I am very pleased to report on two completely different ACCJ activities, both of which have been successful. First, the 18th Annual Diet Doorknock; second, the final recommendations of the Special Presidential Task Force (SPTF), as approved by the Board of Governors on October 7.

The doorknock, a staple of the ACCJ advocacy brand, has become increasingly better over the years that I have participated, and especially during the past four years under the capable leadership of Government Relations Committee Chair Arthur Mitchell—and, more recently, Larry Greenwood, his vice chair.

Kudos to everyone in the ACCJ office, especially Noriko Ijichi and Asami Ide, who supported the committee’s efforts with many late nights.

The doorknock team comprised nearly 70 ACCJ leaders, including Japan CEOs of major companies. Members attended a total of 48 meetings that brought them into contact with 53 Diet members and other top government officials. This is a hit rate of about one-third, based on our target list.

The results of the doorknock are much more exciting than might have been expected because we pushed the dates so the campaign would carry a timely message during the Diet recess. This was just prior to the opening of the Extraordinary Diet Session focused on growth strategy, which commenced on October 15.

Despite the recess, we had an excellent turnout at the reception at the US Ambassador’s Residence by US Chargé d’Affaires Kurt Tong, on September 27—a Friday evening.

This all goes to demonstrate the importance of our growth message. It focuses on the need for key structural reforms to promote inward-bound foreign direct investment and new investment by entrepreneurs, as well as the benefits to the Japanese economy of a successful conclusion of the ongoing negotiations for the Trans-Pacific Partnership.
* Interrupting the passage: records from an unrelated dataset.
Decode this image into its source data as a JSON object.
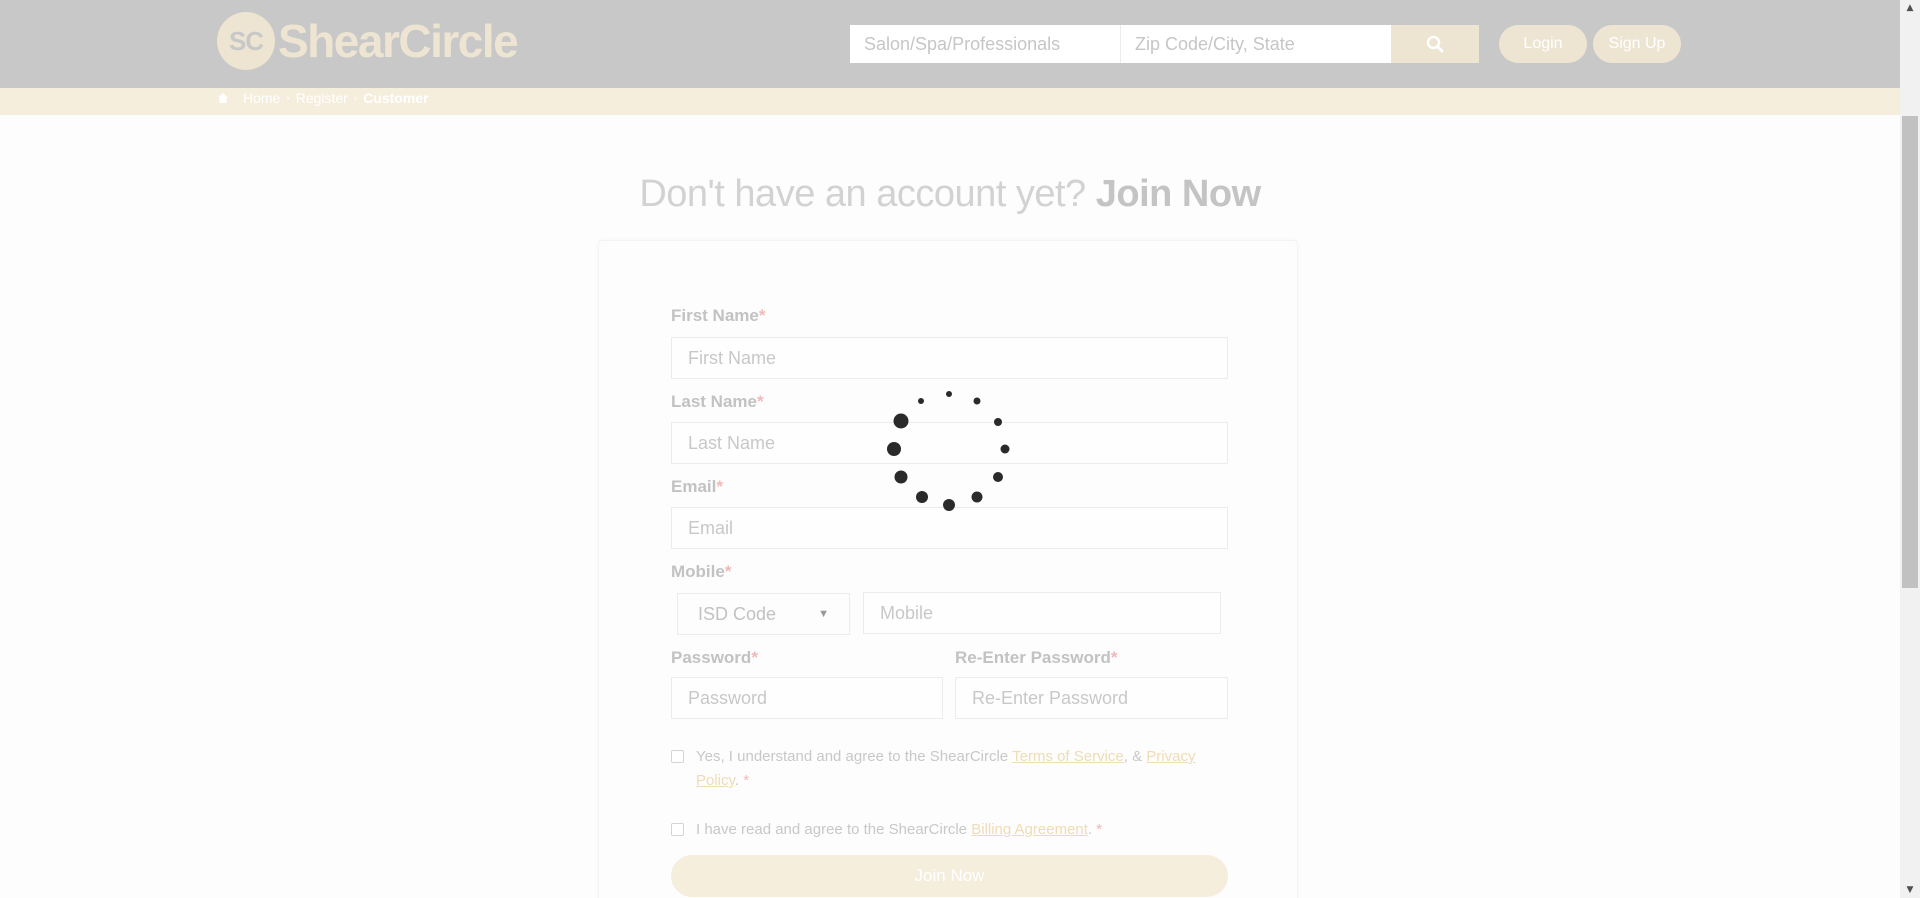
{
  "header": {
    "logo_mark": "SC",
    "logo_text": "ShearCircle",
    "search_primary_placeholder": "Salon/Spa/Professionals",
    "search_location_placeholder": "Zip Code/City, State",
    "search_icon": "search-icon",
    "login_label": "Login",
    "signup_label": "Sign Up"
  },
  "breadcrumb": {
    "home_icon": "home-icon",
    "items": [
      "Home",
      "Register",
      "Customer"
    ]
  },
  "form": {
    "heading_light": "Don't have an account yet?",
    "heading_bold": "Join Now",
    "required_marker": "*",
    "first_name_label": "First Name",
    "first_name_placeholder": "First Name",
    "last_name_label": "Last Name",
    "last_name_placeholder": "Last Name",
    "email_label": "Email",
    "email_placeholder": "Email",
    "mobile_label": "Mobile",
    "isd_selected": "ISD Code",
    "mobile_placeholder": "Mobile",
    "password_label": "Password",
    "password_placeholder": "Password",
    "reenter_label": "Re-Enter Password",
    "reenter_placeholder": "Re-Enter Password",
    "terms_text_1": "Yes, I understand and agree to the ShearCircle",
    "terms_link": "Terms of Service",
    "terms_text_2": ", &",
    "privacy_link": "Privacy Policy",
    "billing_text": "I have read and agree to the ShearCircle",
    "billing_link": "Billing Agreement",
    "submit_label": "Join Now"
  },
  "overlay": {
    "state": "loading",
    "spinner_icon": "loading-spinner-icon"
  },
  "colors": {
    "accent": "#ede5d2",
    "breadcrumb_bar": "#f5eedc",
    "header_dimmed": "#c8c8c8",
    "spinner": "#2a2a2a"
  }
}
We can attribute this success to the increasing esteem in which the ACCJ brand is being held. At these valuable meetings we rarely have to spend time explaining who we are, even on first-time visits. Thus, we can move straight to the substance of the discussions, in a friendly and cooperative manner, even when we do not agree entirely.

Further, I am very grateful to ACCJ Vice President Jeff Bernier and the leaders of the three SPTF working groups, as well as to Laura Younger and her team in the ACCJ office for getting the leadership focused on the opportunities and impediments to membership growth.
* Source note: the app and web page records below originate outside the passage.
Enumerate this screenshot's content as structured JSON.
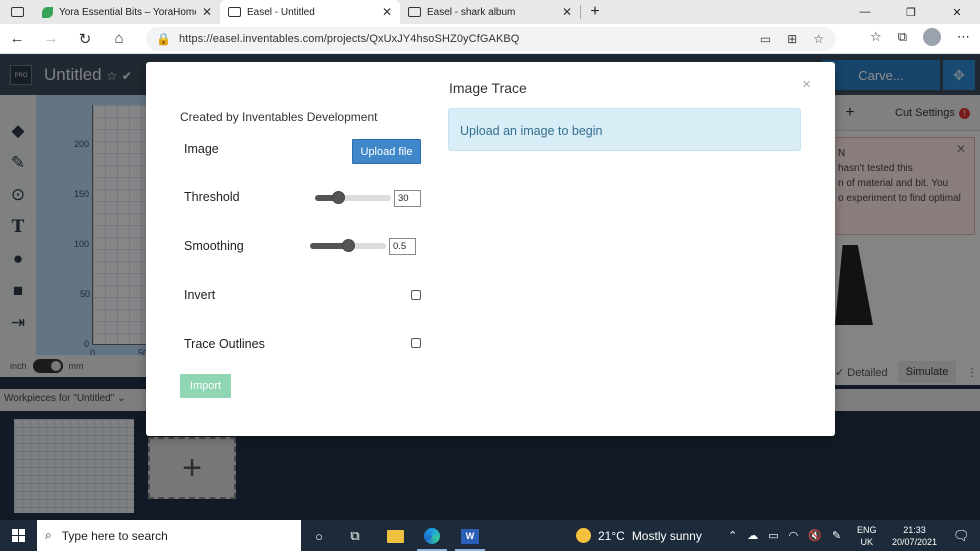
{
  "browser": {
    "tabs": [
      {
        "title": "Yora Essential Bits – YoraHome"
      },
      {
        "title": "Easel - Untitled"
      },
      {
        "title": "Easel - shark album"
      }
    ],
    "url": "https://easel.inventables.com/projects/QxUxJY4hsoSHZ0yCfGAKBQ"
  },
  "app": {
    "logo": "PRO",
    "project_title": "Untitled",
    "carve_label": "Carve...",
    "cut_settings_label": "Cut Settings",
    "warning_text": [
      "N",
      "hasn't tested this",
      "n of material and bit. You",
      "o experiment to find optimal"
    ],
    "unit_inch": "inch",
    "unit_mm": "mm",
    "axis_ticks": [
      "200",
      "150",
      "100",
      "50",
      "0",
      "0",
      "50"
    ],
    "detailed_label": "Detailed",
    "simulate_label": "Simulate",
    "workpieces_label": "Workpieces for \"Untitled\""
  },
  "modal": {
    "title": "Image Trace",
    "credit": "Created by Inventables Development",
    "image_label": "Image",
    "upload_label": "Upload file",
    "threshold_label": "Threshold",
    "threshold_value": "30",
    "threshold_fraction": 0.3,
    "smoothing_label": "Smoothing",
    "smoothing_value": "0.5",
    "smoothing_fraction": 0.5,
    "invert_label": "Invert",
    "trace_outlines_label": "Trace Outlines",
    "import_label": "Import",
    "info_message": "Upload an image to begin",
    "close_glyph": "×"
  },
  "taskbar": {
    "search_placeholder": "Type here to search",
    "temperature": "21°C",
    "weather": "Mostly sunny",
    "lang_top": "ENG",
    "lang_bottom": "UK",
    "time": "21:33",
    "date": "20/07/2021"
  }
}
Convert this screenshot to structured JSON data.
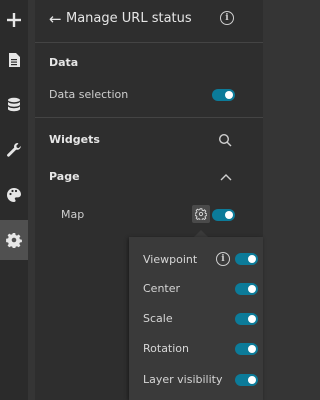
{
  "header": {
    "title": "Manage URL status"
  },
  "data_section": {
    "title": "Data",
    "item_label": "Data selection",
    "item_on": true
  },
  "widgets_section": {
    "title": "Widgets"
  },
  "page_section": {
    "title": "Page",
    "item_label": "Map",
    "item_on": true
  },
  "popover": {
    "items": [
      {
        "label": "Viewpoint",
        "on": true,
        "has_info": true
      },
      {
        "label": "Center",
        "on": true
      },
      {
        "label": "Scale",
        "on": true
      },
      {
        "label": "Rotation",
        "on": true
      },
      {
        "label": "Layer visibility",
        "on": true
      }
    ]
  },
  "colors": {
    "accent": "#0c7b99",
    "panel_bg": "#2e2e2e",
    "rail_bg": "#2b2b2b"
  },
  "rail_icons": [
    "plus-icon",
    "page-icon",
    "database-icon",
    "wrench-icon",
    "palette-icon",
    "gear-icon"
  ]
}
We have been making progress even with our existing resources and processes: corporate sustaining membership (CSM) has increased to 57 members from 49 in January, and women now represent more than 20 percent of the total membership—up nearly five percent from when we started tracking this figure.
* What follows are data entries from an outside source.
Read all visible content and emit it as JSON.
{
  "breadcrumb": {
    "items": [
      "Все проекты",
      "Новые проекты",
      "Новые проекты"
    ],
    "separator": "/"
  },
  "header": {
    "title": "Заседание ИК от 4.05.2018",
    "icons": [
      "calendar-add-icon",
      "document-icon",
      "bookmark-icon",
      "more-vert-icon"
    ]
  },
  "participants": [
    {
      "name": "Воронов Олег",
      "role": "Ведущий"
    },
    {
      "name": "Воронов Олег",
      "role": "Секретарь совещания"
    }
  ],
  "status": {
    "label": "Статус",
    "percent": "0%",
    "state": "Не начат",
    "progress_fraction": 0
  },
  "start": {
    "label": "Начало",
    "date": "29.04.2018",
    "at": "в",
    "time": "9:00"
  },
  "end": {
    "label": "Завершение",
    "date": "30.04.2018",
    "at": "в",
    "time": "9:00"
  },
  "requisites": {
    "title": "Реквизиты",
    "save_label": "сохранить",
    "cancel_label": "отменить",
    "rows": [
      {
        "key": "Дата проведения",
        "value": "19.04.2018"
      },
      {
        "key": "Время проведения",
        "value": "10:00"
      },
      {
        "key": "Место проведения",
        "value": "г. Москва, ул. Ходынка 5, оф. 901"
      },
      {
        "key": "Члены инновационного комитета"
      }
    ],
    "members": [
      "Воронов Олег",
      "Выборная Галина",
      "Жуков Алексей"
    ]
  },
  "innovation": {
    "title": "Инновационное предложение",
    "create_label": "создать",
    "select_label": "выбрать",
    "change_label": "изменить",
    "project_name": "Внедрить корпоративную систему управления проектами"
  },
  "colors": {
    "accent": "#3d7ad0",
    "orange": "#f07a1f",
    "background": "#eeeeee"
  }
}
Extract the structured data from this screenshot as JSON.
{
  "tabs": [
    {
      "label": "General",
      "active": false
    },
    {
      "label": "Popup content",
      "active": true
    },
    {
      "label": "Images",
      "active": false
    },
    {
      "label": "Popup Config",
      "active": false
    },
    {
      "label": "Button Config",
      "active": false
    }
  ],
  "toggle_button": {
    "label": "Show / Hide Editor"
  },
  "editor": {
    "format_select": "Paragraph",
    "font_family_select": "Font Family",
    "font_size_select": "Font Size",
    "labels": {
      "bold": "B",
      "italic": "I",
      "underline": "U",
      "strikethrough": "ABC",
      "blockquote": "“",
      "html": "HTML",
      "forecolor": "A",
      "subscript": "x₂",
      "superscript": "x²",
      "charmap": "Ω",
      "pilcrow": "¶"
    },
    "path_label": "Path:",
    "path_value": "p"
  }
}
But we can do so much more. The board and the office will address, in particular, the opportunities around engagement of CEOs, the conversion to CSM status of larger companies, the better engagement of the Japanese who comprise 50 percent of the membership, and making ACCJ membership more meaningful in terms of a concrete impact on real business for the significant number of our company members that are small or medium-sized enterprises. By year end, we will hire a senior-level director of development to take up these and other membership-related strategies.

We have identified many specific actions to pursue immediately, or to place in the hands of the new director. These include the addition of a CSM gold section to the ACCJ Directory; further engagement of CEOs through the CEO Forum, the doorknocks, and a special board of advisors comprising CEOs to periodically brainstorm with the elected board; designation of a committee or task force charged with developing global talent within our Japanese membership base; publication of a small and medium-sized enterprise handbook to showcase this segment of our membership; incorporation of the net promoter score concept to make better use of our membership satisfaction surveys; and formation of a company membership outreach task force to expand membership in under-represented industry sectors, among non-US companies, and with government organizations.

We will need volunteers to step up to the plate for leadership of some of these activities, and I look forward to hearing from you!